Perhaps because of the technology that permeates the rest of our lives, the experience of shopping at a small record store remains tethered to two quaint notions: collecting physical product, and hospitality and personal interaction. It's a tradition that can stir fond memories of a beloved record store in the heads of longtime music fans like Rich Bengloff.
"Unfortunately, the store closed about 15 years ago, but in the East Village I went to Dayton's," Bengloff says. "They knew my name. They knew what I liked. They would introduce me to new music. That experience is only happening at independent stores today."
Bengloff has reason to say that: He's the president of the American Association of Independent Music, or A2IM, a trade group that advocates for independent record labels at retail locations, on radio and TV, and in government. He says the rest of the independent ecosystem still depends on record stores.
"People go into those stores to find what's new, and what they should be listening to. Without the independent music stores, we'd really have a problem," Bengloff says.
I talked to Bengloff in the conference room at the New York offices of Beggars Group, a British umbrella company that's home to four of the world's best-known independent labels: 4AD, Rough Trade Records, Matador Records and Adele's label, XL Recordings. The founder of Beggars Group, Martin Mills, is on A2IM's board of directors. He says that independent music has stronger ties to the album format — and to physical stores — than does the pop-oriented music that dominates singles-based online stores.
"I think the kind of people who want to buy and own music tend to be more committed fans, and therefore tend to be less pop and less mainstream," Mills says. "So therefore, I think what is at home in music stores is the music that's, generally speaking, outside the mainstream."
But just as indie music has crept into the mainstream, big pop acts clearly see something in the devotion of fans who still shop at record stores. In May, when Lady Gaga releases her album Born This Way, it'll likely ride iTunes sales to chart success. But tomorrow — along with special releases from indie bands like Fleet Foxes, WILD FLAG and Lower Dens — you'll be able to buy the album's title track and first single on a collectible 12-inch vinyl picture disc, available at participating stores. And if Gaga's fans do make the trip to record stores, Josh Madell hopes they find something they like and stick around. He says he feels sorry for people interested in mainstream music who want their albums on CD.
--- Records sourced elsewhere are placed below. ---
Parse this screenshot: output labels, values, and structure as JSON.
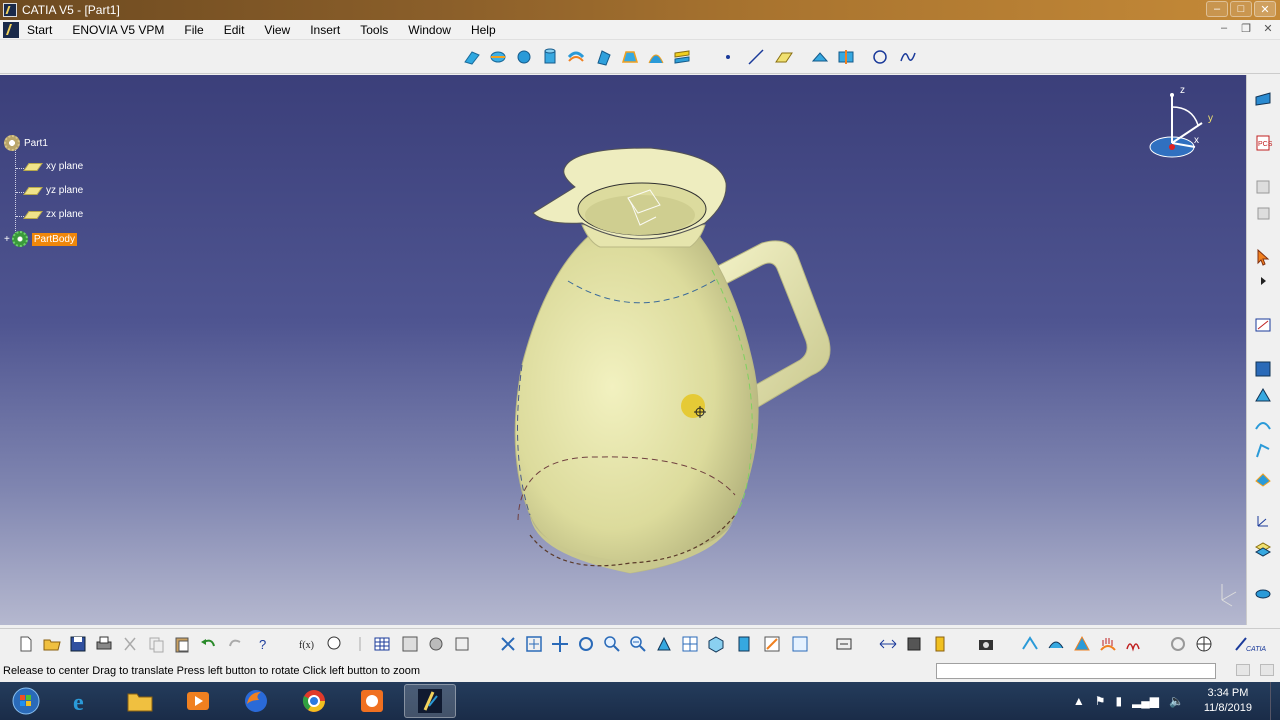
{
  "window": {
    "title": "CATIA V5 - [Part1]",
    "controls": [
      "–",
      "□",
      "✕"
    ]
  },
  "menu": {
    "items": [
      "Start",
      "ENOVIA V5 VPM",
      "File",
      "Edit",
      "View",
      "Insert",
      "Tools",
      "Window",
      "Help"
    ],
    "mdi_controls": [
      "–",
      "❐",
      "✕"
    ]
  },
  "spec_tree": {
    "root": "Part1",
    "planes": [
      "xy plane",
      "yz plane",
      "zx plane"
    ],
    "body": "PartBody"
  },
  "compass_axes": {
    "z": "z",
    "y": "y",
    "x": "x"
  },
  "status": {
    "message": "Release to center  Drag to translate  Press left button to rotate  Click left button to zoom",
    "command_value": ""
  },
  "taskbar": {
    "time": "3:34 PM",
    "date": "11/8/2019",
    "apps": [
      "start-orb",
      "internet-explorer",
      "file-explorer",
      "media-player",
      "firefox",
      "chrome",
      "orange-app",
      "catia"
    ]
  },
  "colors": {
    "viewport_top": "#3b3f7a",
    "viewport_bottom": "#b5b8cf",
    "model_fill": "#e6e5a8",
    "highlight": "#f0870a"
  }
}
"There are a lot of people who have nowhere to buy records in New York now. There is literally no place to go to buy some new releases," Madell says. In his ideal world, Other Music would be "a bit more of a general service retailer," with more pop, jazz and classical alongside his specialty items. It'd be a niche store of a different sort, still serving an exclusive audience: the one that's interested in physical albums.